■ **Data for processing**
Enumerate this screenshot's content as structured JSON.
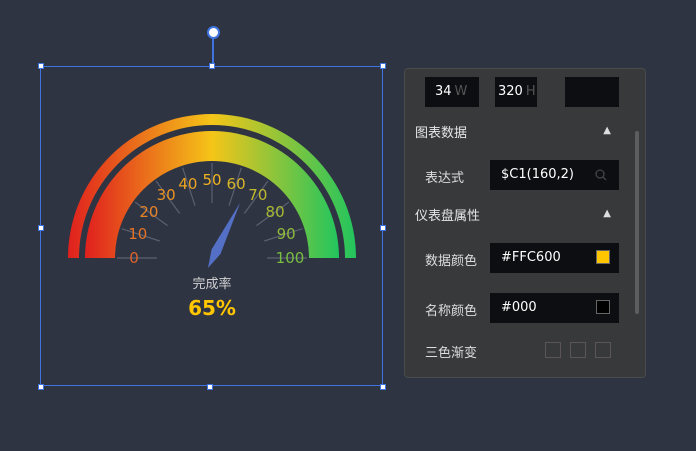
{
  "gauge": {
    "value": 65,
    "min": 0,
    "max": 100,
    "ticks": [
      "0",
      "10",
      "20",
      "30",
      "40",
      "50",
      "60",
      "70",
      "80",
      "90",
      "100"
    ],
    "name": "完成率",
    "value_text": "65%",
    "value_color": "#FFC600",
    "needle_color": "#5470c6",
    "gradient": [
      "#e0201e",
      "#f5c518",
      "#22c55e"
    ]
  },
  "panel": {
    "width_value": "34",
    "width_unit": "W",
    "height_value": "320",
    "height_unit": "H",
    "section_chart_data": "图表数据",
    "expression_label": "表达式",
    "expression_value": "$C1(160,2)",
    "section_gauge_props": "仪表盘属性",
    "data_color_label": "数据颜色",
    "data_color_value": "#FFC600",
    "name_color_label": "名称颜色",
    "name_color_value": "#000",
    "tri_gradient_label": "三色渐变"
  }
}
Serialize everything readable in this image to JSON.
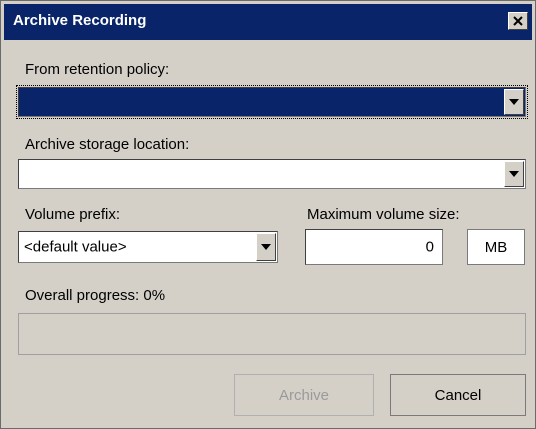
{
  "dialog": {
    "title": "Archive Recording",
    "close_icon": "close-icon"
  },
  "retention": {
    "label": "From retention policy:",
    "value": ""
  },
  "storage": {
    "label": "Archive storage location:",
    "value": ""
  },
  "volume_prefix": {
    "label": "Volume prefix:",
    "value": "<default value>"
  },
  "max_volume": {
    "label": "Maximum volume size:",
    "value": "0",
    "unit": "MB"
  },
  "progress": {
    "label": "Overall progress: 0%",
    "percent": 0
  },
  "buttons": {
    "archive": "Archive",
    "cancel": "Cancel"
  },
  "colors": {
    "titlebar": "#0a246a",
    "face": "#d4d0c8"
  }
}
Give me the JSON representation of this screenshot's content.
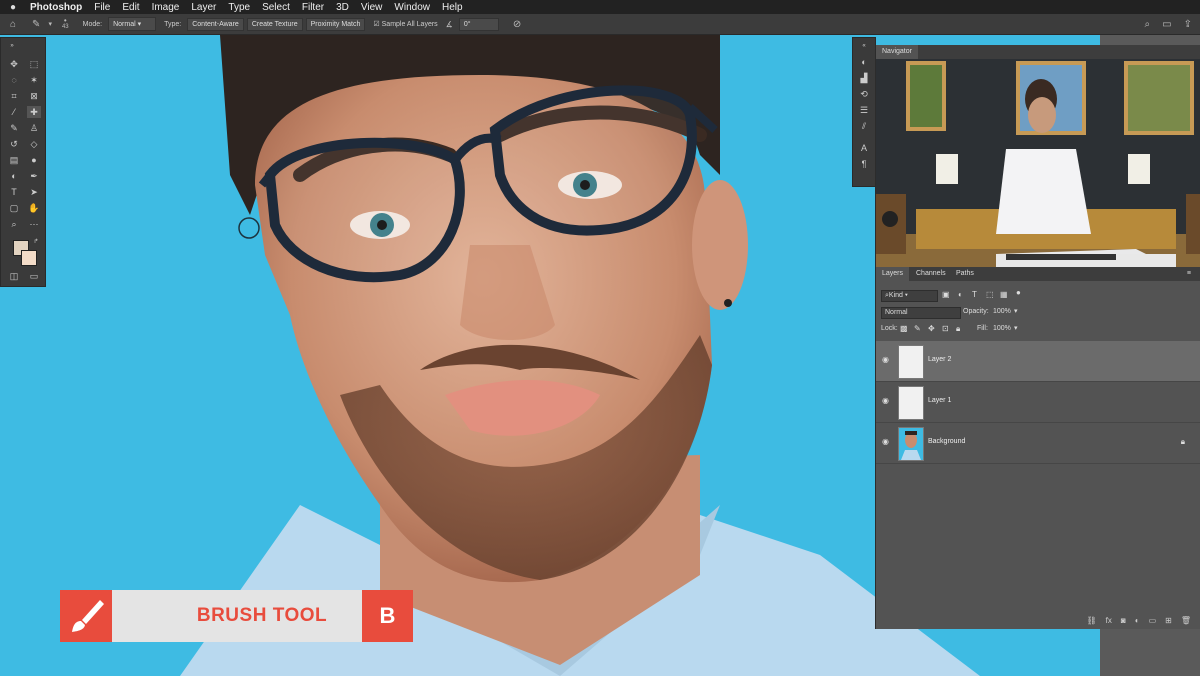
{
  "menubar": {
    "app": "Photoshop",
    "items": [
      "File",
      "Edit",
      "Image",
      "Layer",
      "Type",
      "Select",
      "Filter",
      "3D",
      "View",
      "Window",
      "Help"
    ]
  },
  "options": {
    "brush_size": "43",
    "mode_label": "Mode:",
    "mode_value": "Normal",
    "type_label": "Type:",
    "type_options": [
      "Content-Aware",
      "Create Texture",
      "Proximity Match"
    ],
    "sample_all_layers": "Sample All Layers",
    "angle": "0°"
  },
  "navigator": {
    "tab": "Navigator"
  },
  "layers": {
    "tabs": [
      "Layers",
      "Channels",
      "Paths"
    ],
    "filter": "Kind",
    "blend_mode": "Normal",
    "opacity_label": "Opacity:",
    "opacity": "100%",
    "lock_label": "Lock:",
    "fill_label": "Fill:",
    "fill": "100%",
    "items": [
      {
        "name": "Layer 2",
        "selected": true
      },
      {
        "name": "Layer 1",
        "selected": false
      },
      {
        "name": "Background",
        "selected": false,
        "locked": true
      }
    ]
  },
  "overlay": {
    "title": "BRUSH TOOL",
    "shortcut": "B"
  },
  "colors": {
    "accent": "#e84c3d",
    "canvas_bg": "#3ebbe3",
    "foreground_swatch": "#e2d3c0",
    "background_swatch": "#f3dcc8"
  }
}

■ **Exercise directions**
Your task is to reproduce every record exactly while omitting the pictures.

■ **Answer to this task**
Enumerate this screenshot's content as structured JSON.
{
  "gauge": {
    "value": 65,
    "min": 0,
    "max": 100,
    "ticks": [
      "0",
      "10",
      "20",
      "30",
      "40",
      "50",
      "60",
      "70",
      "80",
      "90",
      "100"
    ],
    "name": "完成率",
    "value_text": "65%",
    "value_color": "#FFC600",
    "needle_color": "#5470c6",
    "gradient": [
      "#e0201e",
      "#f5c518",
      "#22c55e"
    ]
  },
  "panel": {
    "width_value": "34",
    "width_unit": "W",
    "height_value": "320",
    "height_unit": "H",
    "section_chart_data": "图表数据",
    "expression_label": "表达式",
    "expression_value": "$C1(160,2)",
    "section_gauge_props": "仪表盘属性",
    "data_color_label": "数据颜色",
    "data_color_value": "#FFC600",
    "name_color_label": "名称颜色",
    "name_color_value": "#000",
    "tri_gradient_label": "三色渐变"
  }
}
Serialize everything readable in this image to JSON.
{
  "dialog": {
    "title": "Archive Recording",
    "close_icon": "close-icon"
  },
  "retention": {
    "label": "From retention policy:",
    "value": ""
  },
  "storage": {
    "label": "Archive storage location:",
    "value": ""
  },
  "volume_prefix": {
    "label": "Volume prefix:",
    "value": "<default value>"
  },
  "max_volume": {
    "label": "Maximum volume size:",
    "value": "0",
    "unit": "MB"
  },
  "progress": {
    "label": "Overall progress: 0%",
    "percent": 0
  },
  "buttons": {
    "archive": "Archive",
    "cancel": "Cancel"
  },
  "colors": {
    "titlebar": "#0a246a",
    "face": "#d4d0c8"
  }
}
Give me the JSON representation of this screenshot's content.
{
  "menubar": {
    "app": "Photoshop",
    "items": [
      "File",
      "Edit",
      "Image",
      "Layer",
      "Type",
      "Select",
      "Filter",
      "3D",
      "View",
      "Window",
      "Help"
    ]
  },
  "options": {
    "brush_size": "43",
    "mode_label": "Mode:",
    "mode_value": "Normal",
    "type_label": "Type:",
    "type_options": [
      "Content-Aware",
      "Create Texture",
      "Proximity Match"
    ],
    "sample_all_layers": "Sample All Layers",
    "angle": "0°"
  },
  "navigator": {
    "tab": "Navigator"
  },
  "layers": {
    "tabs": [
      "Layers",
      "Channels",
      "Paths"
    ],
    "filter": "Kind",
    "blend_mode": "Normal",
    "opacity_label": "Opacity:",
    "opacity": "100%",
    "lock_label": "Lock:",
    "fill_label": "Fill:",
    "fill": "100%",
    "items": [
      {
        "name": "Layer 2",
        "selected": true
      },
      {
        "name": "Layer 1",
        "selected": false
      },
      {
        "name": "Background",
        "selected": false,
        "locked": true
      }
    ]
  },
  "overlay": {
    "title": "BRUSH TOOL",
    "shortcut": "B"
  },
  "colors": {
    "accent": "#e84c3d",
    "canvas_bg": "#3ebbe3",
    "foreground_swatch": "#e2d3c0",
    "background_swatch": "#f3dcc8"
  }
}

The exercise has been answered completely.